“Burn Notice was my favorite show at the time, and I knew they were filming in Miami. I’d been sending them my resume for about a year, and they’d been passing over it for just as long,” she laughs.
Undaunted, Mabel picked up some volunteer PA work on a few independent shorts and TV pilots filming around Florida. She did a lot of driving between Miami and Orlando, and she met people on set. Those people knew people, and after a year of making inroads, she finally landed an interview with the Burn Notice art department. She got the offer on the drive back to Orlando.
“They wanted me to start the next day,” says Mabel. “I turned around, bought a few clothes and basics and then moved to Miami permanently the following weekend.”
Since then, Mabel hasn’t stopped moving. She’s worked as an art director and video playback operator on dozens of productions between Miami and Atlanta, including shows like Graceland and Bloodline, and movies like Baywatch and this year’s Academy Award winner for Best Picture, Moonlight.
“Every job I’ve gotten since graduating has been on a recommendation,” she says. “I’ve built a reputation on knowing how all the other departments work, and I try to keep in mind how different design choices affect everyone else on set.”
Mabel learned to work efficiently on episodic shows like Burn Notice. Because television shooting schedules are so tight, she made a habit of showing up to set with the script and her call sheets practically memorized. That focus on preparation transferred seamlessly to her work on independent features like Moonlight, which filmed in just 25 days.
“For Moonlight, we had to get creative with how we spent our budget. Part of our strategy was to shoot in real locations all over Miami. That saved us money, but meant we also had to deal with things like cockroaches and used needles in areas where crime is high,” she says.
For the final scene of the movie, the crew shot in Jimmy’s Eastside Diner, a real restaurant in the historic Little River neighborhood. There were mirrors everywhere, which made it difficult to set up shots, so Mabel and the other art directors put up wallpaper to hide the reflection of the cameras.
“We had to age the wallpaper make it look like years of grease and grime were on it. We put up diamond plate metal to cover more mirrors in the kitchen, and we bought curtains from Goodwill,” she says. “The owners of the restaurant liked the changes so much, they kept them after we left.”
Mabel is currently wrapping up another art direction gig, this time for a Nickelodeon show called I Am Frankie about a teenage android. She says the key to approaching each new project is to pay attention to everything – from the way rust runs down a street sign to how the edges of a business card wear away over time.
“So much of what we do in the art department is pre-aging. Those little details help to draw the audience into the world of the show or film.”
And she’s continuing to build her reputation as someone who understands the rhythm and flow of a film set.

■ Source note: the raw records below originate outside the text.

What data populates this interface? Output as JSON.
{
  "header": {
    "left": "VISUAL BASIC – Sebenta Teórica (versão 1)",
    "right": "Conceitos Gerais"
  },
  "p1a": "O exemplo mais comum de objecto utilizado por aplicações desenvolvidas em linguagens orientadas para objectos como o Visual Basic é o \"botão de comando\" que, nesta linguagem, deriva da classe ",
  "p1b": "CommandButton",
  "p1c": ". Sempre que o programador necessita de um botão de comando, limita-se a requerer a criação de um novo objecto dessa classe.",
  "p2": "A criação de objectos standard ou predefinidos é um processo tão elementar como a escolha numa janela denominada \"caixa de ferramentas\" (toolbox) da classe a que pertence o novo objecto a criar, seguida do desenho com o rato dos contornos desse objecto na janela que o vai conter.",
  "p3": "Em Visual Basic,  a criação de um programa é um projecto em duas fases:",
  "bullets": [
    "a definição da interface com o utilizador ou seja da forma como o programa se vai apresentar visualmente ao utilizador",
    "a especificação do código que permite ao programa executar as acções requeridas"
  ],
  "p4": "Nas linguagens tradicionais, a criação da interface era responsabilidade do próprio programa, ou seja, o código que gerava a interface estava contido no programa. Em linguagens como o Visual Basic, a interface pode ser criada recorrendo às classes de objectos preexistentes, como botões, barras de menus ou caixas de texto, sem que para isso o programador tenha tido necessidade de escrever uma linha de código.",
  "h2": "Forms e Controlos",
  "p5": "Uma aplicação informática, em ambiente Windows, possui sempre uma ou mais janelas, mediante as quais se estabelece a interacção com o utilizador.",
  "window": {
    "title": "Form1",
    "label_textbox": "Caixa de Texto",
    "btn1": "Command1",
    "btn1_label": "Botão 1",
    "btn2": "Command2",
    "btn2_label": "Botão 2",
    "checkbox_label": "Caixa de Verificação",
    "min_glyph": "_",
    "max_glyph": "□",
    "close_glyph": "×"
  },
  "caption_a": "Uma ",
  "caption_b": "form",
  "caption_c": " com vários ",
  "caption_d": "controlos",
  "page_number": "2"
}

“My goal is to stay humble and open,” she says. “When I show up to set, I accept every piece of information that comes to me, and I make a point of finding out what everyone else does and helping where I can.”